━━━ Extracted information ━━━
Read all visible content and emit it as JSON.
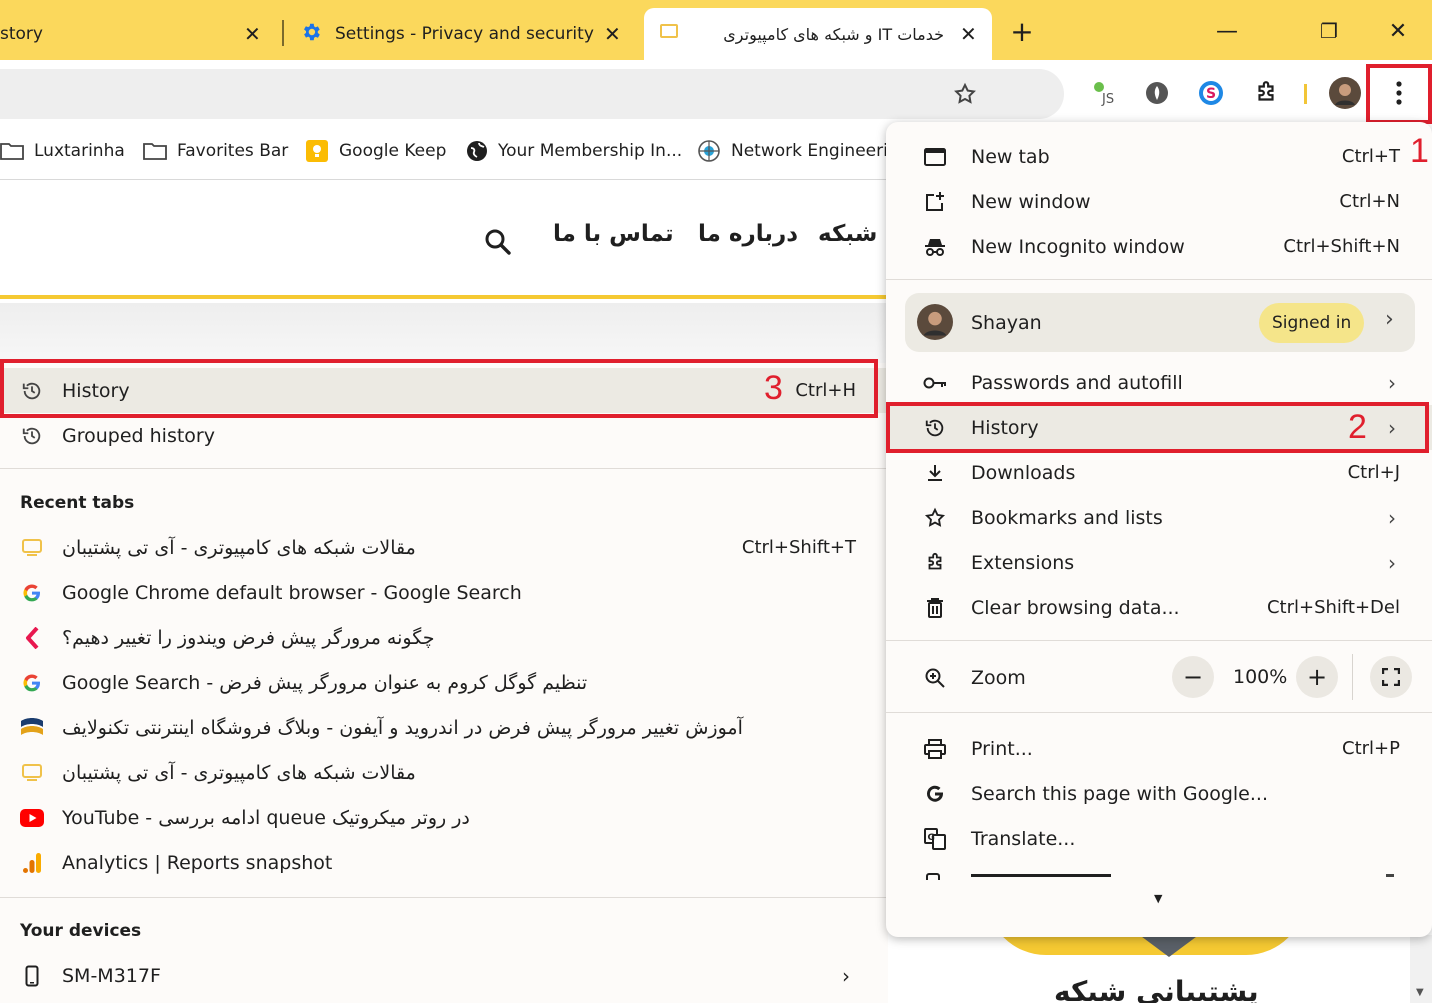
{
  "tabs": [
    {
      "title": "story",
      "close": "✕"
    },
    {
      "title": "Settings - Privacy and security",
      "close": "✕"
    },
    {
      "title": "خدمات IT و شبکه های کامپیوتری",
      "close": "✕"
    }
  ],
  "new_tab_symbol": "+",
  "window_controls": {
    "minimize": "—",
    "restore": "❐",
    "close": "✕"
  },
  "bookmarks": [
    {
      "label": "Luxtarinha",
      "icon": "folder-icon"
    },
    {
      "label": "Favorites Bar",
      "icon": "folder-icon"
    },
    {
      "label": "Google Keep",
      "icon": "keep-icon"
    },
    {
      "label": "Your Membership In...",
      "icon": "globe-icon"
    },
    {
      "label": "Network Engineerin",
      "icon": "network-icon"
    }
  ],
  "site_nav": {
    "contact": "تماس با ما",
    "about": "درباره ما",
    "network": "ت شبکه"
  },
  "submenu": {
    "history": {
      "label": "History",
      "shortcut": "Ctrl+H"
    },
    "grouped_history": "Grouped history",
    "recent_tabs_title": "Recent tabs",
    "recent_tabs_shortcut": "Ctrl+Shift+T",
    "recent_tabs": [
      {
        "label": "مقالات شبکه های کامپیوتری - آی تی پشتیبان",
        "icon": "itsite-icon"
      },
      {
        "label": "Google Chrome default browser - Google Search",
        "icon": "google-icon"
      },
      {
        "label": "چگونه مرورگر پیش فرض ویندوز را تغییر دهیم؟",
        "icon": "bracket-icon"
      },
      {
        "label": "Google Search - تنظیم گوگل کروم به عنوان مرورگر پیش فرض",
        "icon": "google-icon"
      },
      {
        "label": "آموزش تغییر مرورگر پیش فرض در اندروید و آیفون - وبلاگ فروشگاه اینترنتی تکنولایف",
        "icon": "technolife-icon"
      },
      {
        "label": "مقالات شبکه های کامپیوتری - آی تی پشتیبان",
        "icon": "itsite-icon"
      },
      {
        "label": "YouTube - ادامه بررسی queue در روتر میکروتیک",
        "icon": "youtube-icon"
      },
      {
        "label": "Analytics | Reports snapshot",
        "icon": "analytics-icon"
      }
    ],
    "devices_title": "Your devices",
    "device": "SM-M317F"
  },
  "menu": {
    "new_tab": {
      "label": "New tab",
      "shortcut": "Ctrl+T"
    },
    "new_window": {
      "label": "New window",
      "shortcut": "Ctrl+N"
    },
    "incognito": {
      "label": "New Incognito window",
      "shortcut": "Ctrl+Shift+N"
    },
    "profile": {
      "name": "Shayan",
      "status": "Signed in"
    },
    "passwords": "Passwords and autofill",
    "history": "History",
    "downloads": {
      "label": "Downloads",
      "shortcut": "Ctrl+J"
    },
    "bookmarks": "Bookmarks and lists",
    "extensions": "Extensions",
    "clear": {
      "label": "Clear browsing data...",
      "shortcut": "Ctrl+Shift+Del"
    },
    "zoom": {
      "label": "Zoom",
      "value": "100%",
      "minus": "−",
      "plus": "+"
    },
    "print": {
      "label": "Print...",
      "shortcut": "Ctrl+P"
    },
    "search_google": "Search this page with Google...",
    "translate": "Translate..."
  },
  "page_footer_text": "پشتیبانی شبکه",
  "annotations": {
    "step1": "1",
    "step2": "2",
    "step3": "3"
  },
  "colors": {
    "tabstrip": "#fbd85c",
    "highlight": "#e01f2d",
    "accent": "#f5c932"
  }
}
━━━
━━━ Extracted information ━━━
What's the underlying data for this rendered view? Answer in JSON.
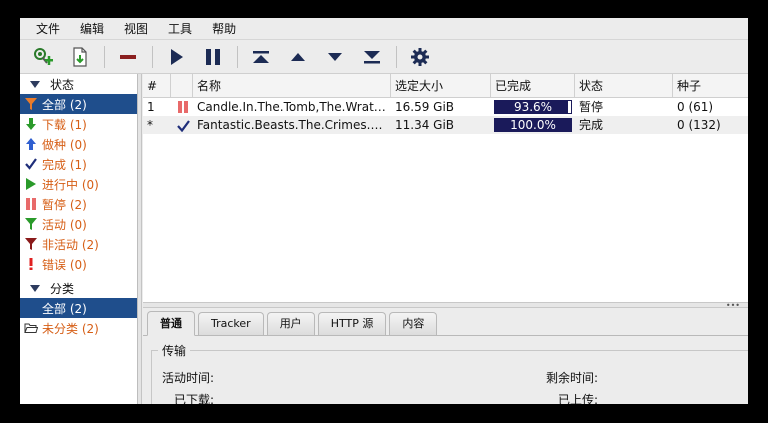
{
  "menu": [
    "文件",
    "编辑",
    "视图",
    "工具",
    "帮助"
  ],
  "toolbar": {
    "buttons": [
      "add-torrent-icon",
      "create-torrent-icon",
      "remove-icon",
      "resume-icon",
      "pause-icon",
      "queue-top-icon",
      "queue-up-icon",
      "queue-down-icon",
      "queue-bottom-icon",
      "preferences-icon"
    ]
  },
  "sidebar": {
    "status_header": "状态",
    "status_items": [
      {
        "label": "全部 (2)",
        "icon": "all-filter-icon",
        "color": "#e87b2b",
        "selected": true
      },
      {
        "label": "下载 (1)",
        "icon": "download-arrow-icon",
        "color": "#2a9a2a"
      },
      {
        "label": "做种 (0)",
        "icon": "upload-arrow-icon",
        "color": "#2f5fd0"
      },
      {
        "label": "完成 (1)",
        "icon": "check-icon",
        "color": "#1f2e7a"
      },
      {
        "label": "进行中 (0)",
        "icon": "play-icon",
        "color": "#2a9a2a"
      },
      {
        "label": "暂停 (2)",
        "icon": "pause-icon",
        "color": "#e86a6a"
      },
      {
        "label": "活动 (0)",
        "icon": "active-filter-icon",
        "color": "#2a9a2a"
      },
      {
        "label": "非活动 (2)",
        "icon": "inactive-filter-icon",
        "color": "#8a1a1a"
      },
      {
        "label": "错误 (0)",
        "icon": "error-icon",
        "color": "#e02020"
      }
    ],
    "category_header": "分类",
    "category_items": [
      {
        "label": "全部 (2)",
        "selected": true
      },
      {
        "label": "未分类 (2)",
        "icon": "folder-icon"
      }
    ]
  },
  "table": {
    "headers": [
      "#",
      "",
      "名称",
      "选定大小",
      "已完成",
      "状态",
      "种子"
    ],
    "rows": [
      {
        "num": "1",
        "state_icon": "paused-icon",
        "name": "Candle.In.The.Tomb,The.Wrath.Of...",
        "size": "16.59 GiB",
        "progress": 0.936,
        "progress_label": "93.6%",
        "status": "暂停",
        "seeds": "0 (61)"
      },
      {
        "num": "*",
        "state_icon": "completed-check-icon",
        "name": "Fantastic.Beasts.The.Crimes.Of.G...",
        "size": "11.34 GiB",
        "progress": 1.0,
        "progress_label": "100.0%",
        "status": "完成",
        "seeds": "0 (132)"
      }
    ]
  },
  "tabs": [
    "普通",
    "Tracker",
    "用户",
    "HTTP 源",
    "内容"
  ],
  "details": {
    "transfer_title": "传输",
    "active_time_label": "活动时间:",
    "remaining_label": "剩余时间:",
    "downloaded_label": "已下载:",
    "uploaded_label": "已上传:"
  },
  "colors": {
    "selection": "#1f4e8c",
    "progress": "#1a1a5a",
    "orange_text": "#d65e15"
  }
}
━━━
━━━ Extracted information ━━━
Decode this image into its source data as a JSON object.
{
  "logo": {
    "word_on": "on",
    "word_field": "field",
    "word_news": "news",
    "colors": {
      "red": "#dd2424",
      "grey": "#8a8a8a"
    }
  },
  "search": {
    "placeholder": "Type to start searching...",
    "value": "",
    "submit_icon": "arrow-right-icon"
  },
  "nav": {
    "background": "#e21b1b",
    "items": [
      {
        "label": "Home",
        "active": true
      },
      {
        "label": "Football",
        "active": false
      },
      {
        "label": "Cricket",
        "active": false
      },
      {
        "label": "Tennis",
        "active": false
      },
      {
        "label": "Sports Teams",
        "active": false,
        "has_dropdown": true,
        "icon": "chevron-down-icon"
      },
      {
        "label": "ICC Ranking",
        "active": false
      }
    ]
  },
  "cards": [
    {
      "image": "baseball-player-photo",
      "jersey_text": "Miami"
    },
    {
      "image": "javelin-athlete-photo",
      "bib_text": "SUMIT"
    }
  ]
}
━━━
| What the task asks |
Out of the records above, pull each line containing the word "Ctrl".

| Answer section |
      "shortcut": "Ctrl+H"
    "recent_tabs_shortcut": "Ctrl+Shift+T",
      "shortcut": "Ctrl+T"
      "shortcut": "Ctrl+N"
      "shortcut": "Ctrl+Shift+N"
      "shortcut": "Ctrl+J"
      "shortcut": "Ctrl+Shift+Del"
      "shortcut": "Ctrl+P"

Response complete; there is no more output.